Stored dataset items:

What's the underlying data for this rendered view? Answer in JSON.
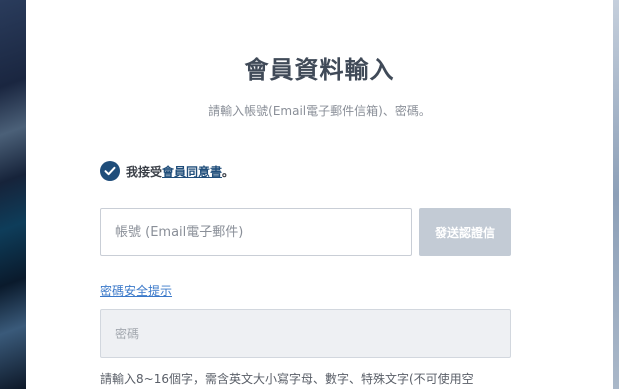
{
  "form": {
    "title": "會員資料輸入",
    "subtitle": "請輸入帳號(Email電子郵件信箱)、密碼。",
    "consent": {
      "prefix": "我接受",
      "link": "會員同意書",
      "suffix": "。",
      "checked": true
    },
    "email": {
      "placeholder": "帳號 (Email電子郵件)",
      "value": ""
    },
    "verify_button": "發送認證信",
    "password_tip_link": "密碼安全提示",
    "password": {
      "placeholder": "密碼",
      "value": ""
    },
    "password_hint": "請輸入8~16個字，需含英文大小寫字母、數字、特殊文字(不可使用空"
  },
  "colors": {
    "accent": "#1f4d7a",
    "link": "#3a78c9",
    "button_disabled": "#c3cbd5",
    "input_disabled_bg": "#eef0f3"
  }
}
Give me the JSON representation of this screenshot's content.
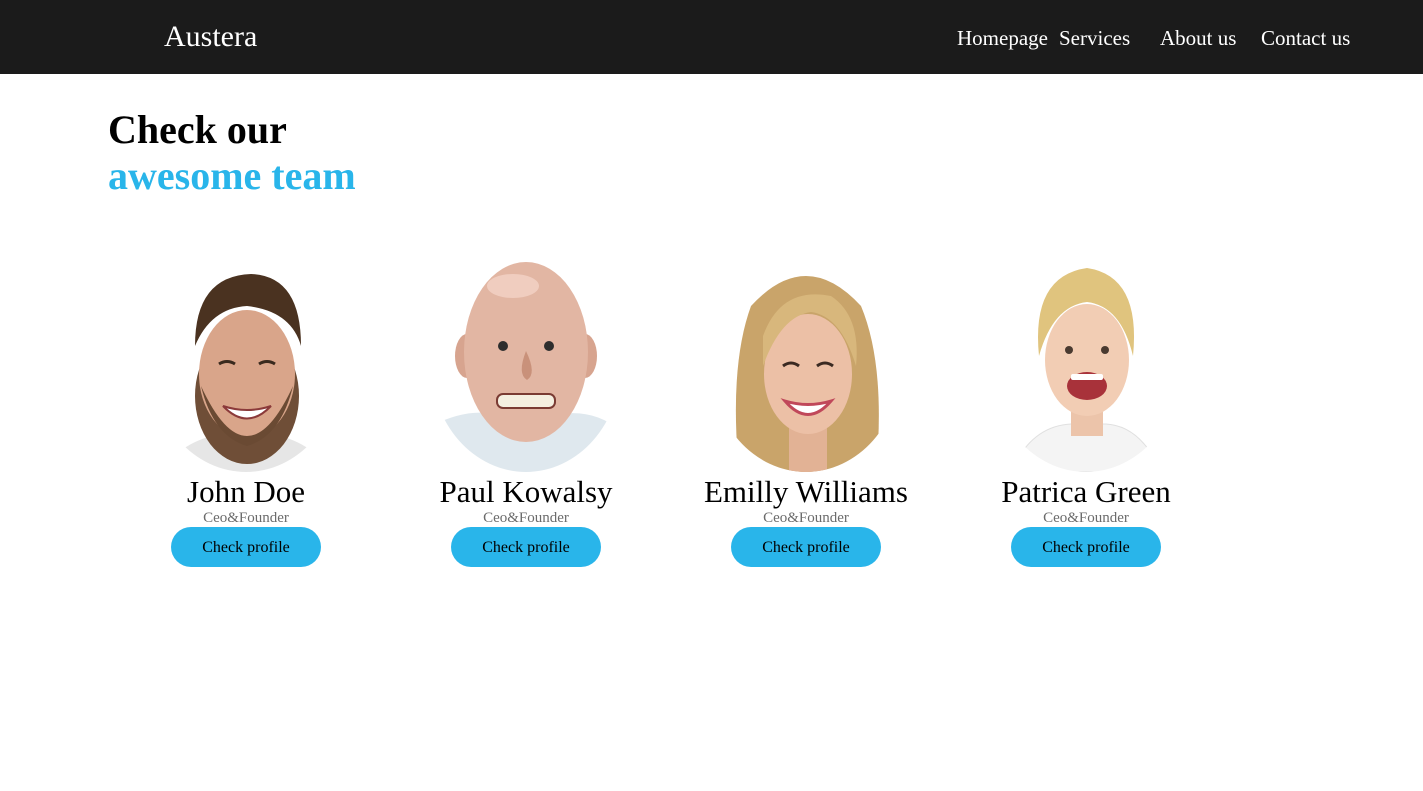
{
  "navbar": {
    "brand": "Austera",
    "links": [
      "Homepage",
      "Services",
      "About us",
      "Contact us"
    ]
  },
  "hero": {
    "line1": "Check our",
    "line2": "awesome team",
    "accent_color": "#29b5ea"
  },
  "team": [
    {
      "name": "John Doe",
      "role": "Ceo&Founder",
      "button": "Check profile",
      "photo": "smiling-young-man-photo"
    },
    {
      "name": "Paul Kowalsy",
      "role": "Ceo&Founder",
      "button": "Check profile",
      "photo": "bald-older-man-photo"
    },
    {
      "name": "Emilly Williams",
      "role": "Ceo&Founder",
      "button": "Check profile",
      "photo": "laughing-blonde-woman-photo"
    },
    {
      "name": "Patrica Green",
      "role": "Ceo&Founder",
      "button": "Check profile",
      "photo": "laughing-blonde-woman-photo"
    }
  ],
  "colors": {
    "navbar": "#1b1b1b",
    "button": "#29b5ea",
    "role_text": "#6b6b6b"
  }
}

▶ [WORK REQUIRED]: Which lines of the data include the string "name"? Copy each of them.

▶ [TASK RESPONSE]:
      "name": "John Doe",
      "name": "Paul Kowalsy",
      "name": "Emilly Williams",
      "name": "Patrica Green",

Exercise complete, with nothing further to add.